Before I answer this question, I must tell you that, in addition to conducting story times, author interviews, and creative literacy programming at my library, I also teach children about our rare books and special collections.
The Cotsen Children’s Library is part of the Department of Rare Books and Special Collections at Princeton University. We have six centuries of illustrated children’s books, manuscripts, original artwork, prints, and educational toys. It’s part of my job to engage and educate young scholars with these fantastic materials.
Sometimes I select and write about collections items like the one featured in this post. Sometimes I’ll exhibit special materials at Cotsen Critix, our children’s literacy group for 9 to 12-year-olds. But our most extensive program is Cotsen in the Classroom, where I take reproductions of collections materials to K-5 classrooms. Students learn about Beatrix Potter’s nature drawings, Japanese street theater from 1930, Hans Christian Anderson’s paper cuts, school in the 1700’s, illuminated manuscripts, and 19th century geographical objects (click here to read a post about the program).
In addition to delivering these programs, I’m currently developing 6 collections-based mini-documentaries for middle school students.
So…to return to the question that stated this post…is this an ancient code? Actually, they’re minims! Minims were a type of writing used in the Middle Ages when writing materials were very expensive. Letters are reduced to short vertical lines with small flourishes added at the top and bottom, which allowed scribes to write faster and use less ink.
The minim above, however, is quite elaborate. That’s because it was created by Venetian master scribe and artist Francesco Alunno for his calligraphic masterpiece, the Alunno Manuscript. Created between 1539 and 1550, The Alunno is considered one of the most beautiful manuscripts produced during the Renaissance. It was created at a time when the art of handwriting was disappearing. A new Renaissance invention, the printing press, would soon replace scribes and their manuscript pages forever.
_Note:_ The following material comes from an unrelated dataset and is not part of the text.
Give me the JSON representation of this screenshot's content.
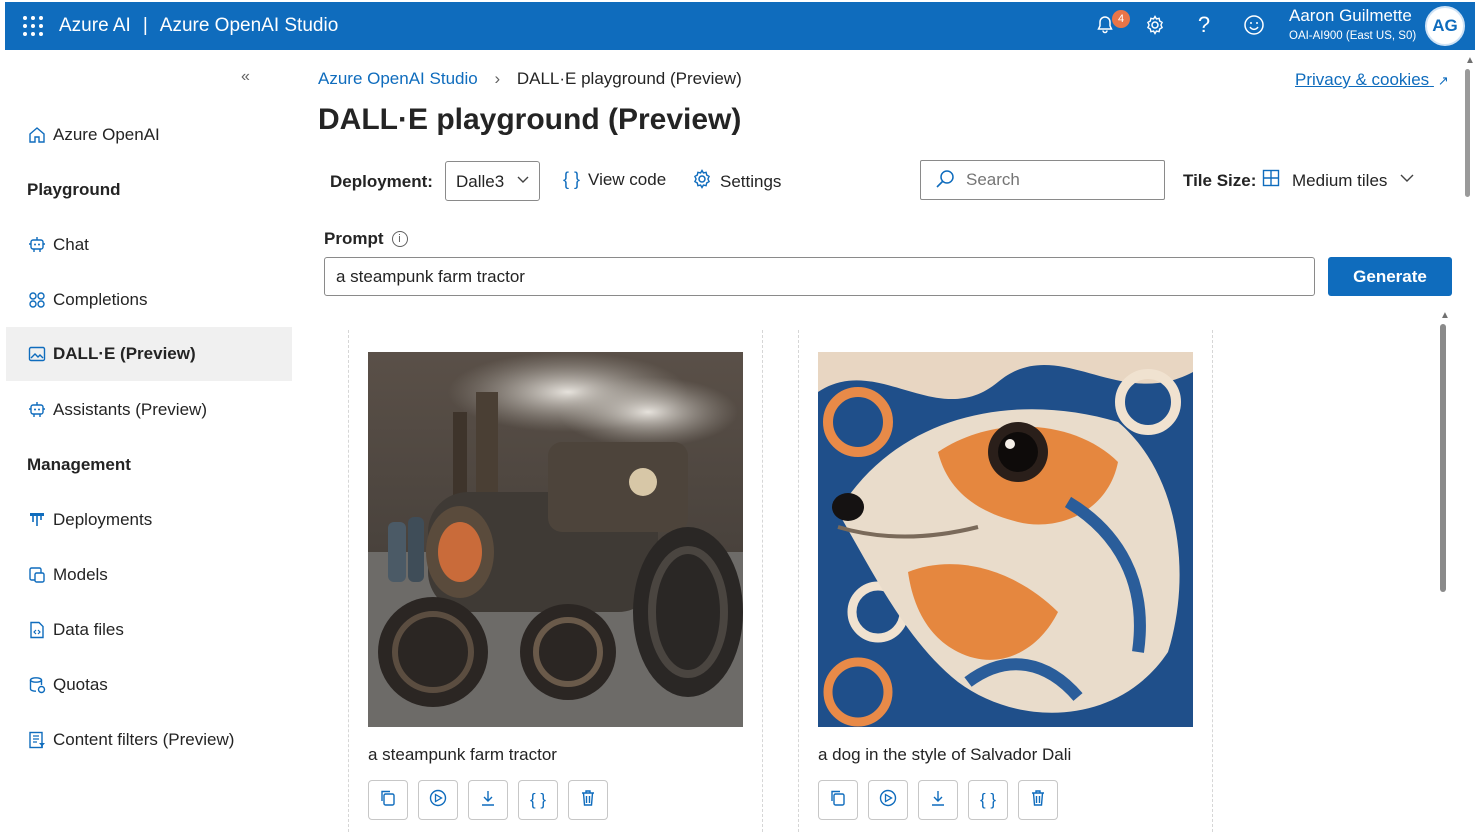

Interested in learning more about the collections? Cotsen also has a curatorial blog, which you can visit by clicking here.
Rothschild Alunno Manuscript
Created in Venice, 1539-1550
Cotsen Children’s Library, Princeton University Library